Magazine article Foreign Policy

The Needle Exchanger: Marta Nascimento

Magazine article Foreign Policy

The Needle Exchanger: Marta Nascimento

Article excerpt

IT'S ALMOST MIDNIGHT when Marta Nascimento strides up to a young sex worker and her john who are loitering in Lisbon's run-down Martim Moniz neighborhood. Nascimento opens her backpack, which is brimming with syringes, aluminum foil, and crack pipes. The sex worker asks only for condoms, though--she doesn't need drug paraphernalia tonight. Confused, the john asks if Nascimento is carrying. "She doesn't sell drugs," the sex worker explains, "just distributes the material to do them."

Zipping up the backpack after handing the woman several condoms, Nascimento interjects to correct her: "It's to make doing drugs less risky."

A psychologist by training, Nascimento, 37, works for Crescer na Maior, a public health organization that facilitates needle and pipe exchanges among Lisbon's drug users. The group's methods reflect Portugal's unique drug policies. In 2001, the country became the first in the world to decriminalize personal use of all narcotics. Dealing and trafficking are still illegal, but individuals are allowed to possess small amounts--up to two grams of cocaine, for example--without running afoul of the law. The government has also invested in harm-reduction initiatives for addicts, including methadone programs and needle exchanges. (Crescer na Maior is partially state-funded.) The results have been significant: From 2001 to 2014, new AIDS cases among drug users fell from 518 to just 42.

Not everyone supports the government's approach. Nascimento says users and even some colleagues have been harassed for what critics say is "enabling drug use." Yet she sees her work as necessary. "I don't believe a drugs-free world is possible. Some people will always turn to substances to find solutions to their problems," Nascimento told FOREIGN POLICY in October. "This way, we're improving their lives."



I give our work number to anyone who wants it. Users call when they need new needles or a safe place to stay the night. One of my patients used to call frequently, threatening suicide. Eventually he went to an addiction rehabilitation program.



We encourage users to collect their discarded material, but we help them. I always cover my legs when picking up needles to keep from getting stabbed. In summer, I wear loose satin trousers to stay cool. …

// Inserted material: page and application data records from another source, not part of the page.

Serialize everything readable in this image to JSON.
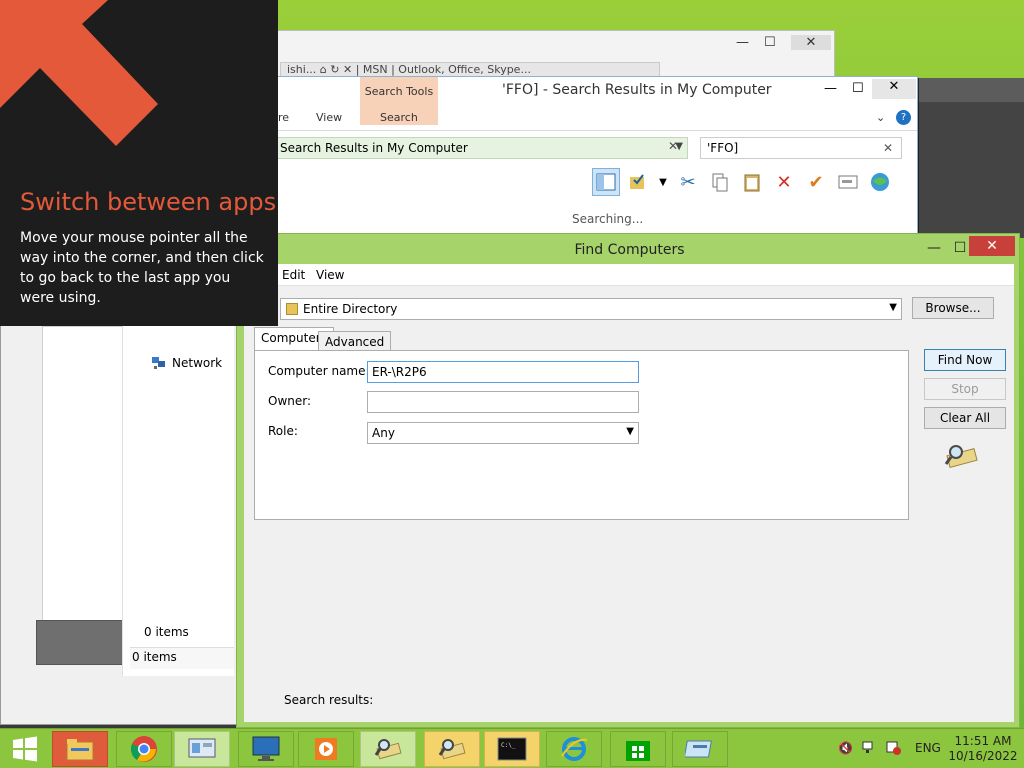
{
  "hint": {
    "title": "Switch between apps",
    "body": "Move your mouse pointer all the way into the corner, and then click to go back to the last app you were using."
  },
  "search_window": {
    "title": "'FFO] - Search Results in My Computer",
    "search_tools_tab": "Search Tools",
    "ribbon_tabs": [
      "re",
      "View",
      "Search"
    ],
    "address": "Search Results in My Computer",
    "search_box": "'FFO]",
    "status": "Searching..."
  },
  "browser_window": {
    "tab_text": "ishi... ⌂ ↻ ✕ | MSN | Outlook, Office, Skype..."
  },
  "explorer_background": {
    "nav_network": "Network",
    "items_nav": "0 items",
    "items_status": "0 items"
  },
  "find_computers": {
    "title": "Find Computers",
    "menu": [
      "Edit",
      "View"
    ],
    "scope": "Entire Directory",
    "browse_button": "Browse...",
    "tabs": [
      "Computers",
      "Advanced"
    ],
    "computer_name_label": "Computer name:",
    "computer_name_value": "ER-\\R2P6",
    "owner_label": "Owner:",
    "owner_value": "",
    "role_label": "Role:",
    "role_value": "Any",
    "find_now_button": "Find Now",
    "stop_button": "Stop",
    "clear_all_button": "Clear All",
    "search_results_label": "Search results:"
  },
  "taskbar": {
    "items": [
      "start",
      "file-explorer",
      "chrome",
      "control-panel",
      "remote-desktop",
      "media-player",
      "find-computers",
      "find-computers-2",
      "command-prompt",
      "internet-explorer",
      "store",
      "server-manager"
    ],
    "language": "ENG",
    "time": "11:51 AM",
    "date": "10/16/2022"
  },
  "colors": {
    "accent_green": "#8cc63f",
    "hint_orange": "#e4593a",
    "close_red": "#c7413a"
  }
}
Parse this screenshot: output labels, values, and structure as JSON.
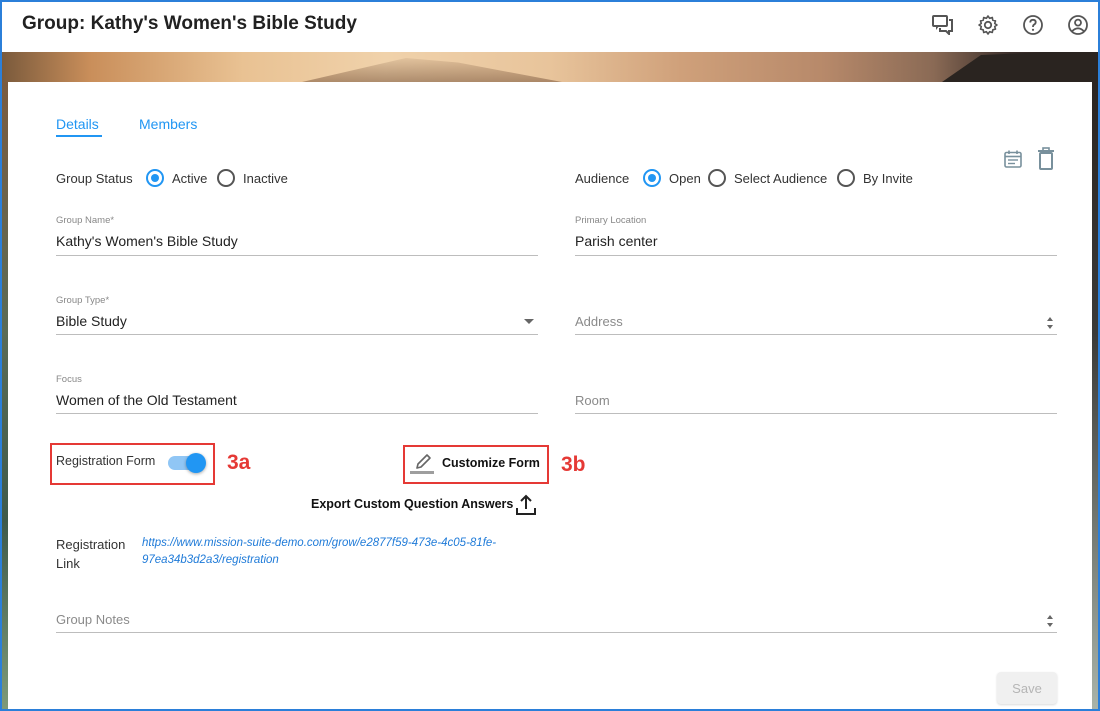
{
  "header": {
    "title": "Group: Kathy's Women's Bible Study",
    "icons": [
      "chat-icon",
      "gear-icon",
      "help-icon",
      "account-icon"
    ]
  },
  "tabs": [
    {
      "label": "Details",
      "active": true
    },
    {
      "label": "Members",
      "active": false
    }
  ],
  "group_status": {
    "label": "Group Status",
    "options": [
      "Active",
      "Inactive"
    ],
    "selected": "Active"
  },
  "audience": {
    "label": "Audience",
    "options": [
      "Open",
      "Select Audience",
      "By Invite"
    ],
    "selected": "Open"
  },
  "fields": {
    "group_name": {
      "label": "Group Name*",
      "value": "Kathy's Women's Bible Study"
    },
    "primary_location": {
      "label": "Primary Location",
      "value": "Parish center"
    },
    "group_type": {
      "label": "Group Type*",
      "value": "Bible Study"
    },
    "address": {
      "placeholder": "Address"
    },
    "focus": {
      "label": "Focus",
      "value": "Women of the Old Testament"
    },
    "room": {
      "placeholder": "Room"
    },
    "group_notes": {
      "placeholder": "Group Notes"
    }
  },
  "registration": {
    "toggle_label": "Registration Form",
    "enabled": true,
    "customize_label": "Customize Form",
    "export_label": "Export Custom Question Answers",
    "link_label_line1": "Registration",
    "link_label_line2": "Link",
    "link_line1": "https://www.mission-suite-demo.com/grow/e2877f59-473e-4c05-81fe-",
    "link_line2": "97ea34b3d2a3/registration"
  },
  "annotations": {
    "toggle": "3a",
    "customize": "3b"
  },
  "actions": {
    "save_label": "Save"
  },
  "colors": {
    "accent": "#2196f3",
    "annotation": "#e53935",
    "frame": "#2b7fd9"
  }
}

Search by... Author
Show... All Results Primary Sources Peer-reviewed


An unknown error has occurred. Please click the button below to reload the page. If the problem persists, please try again in a little while.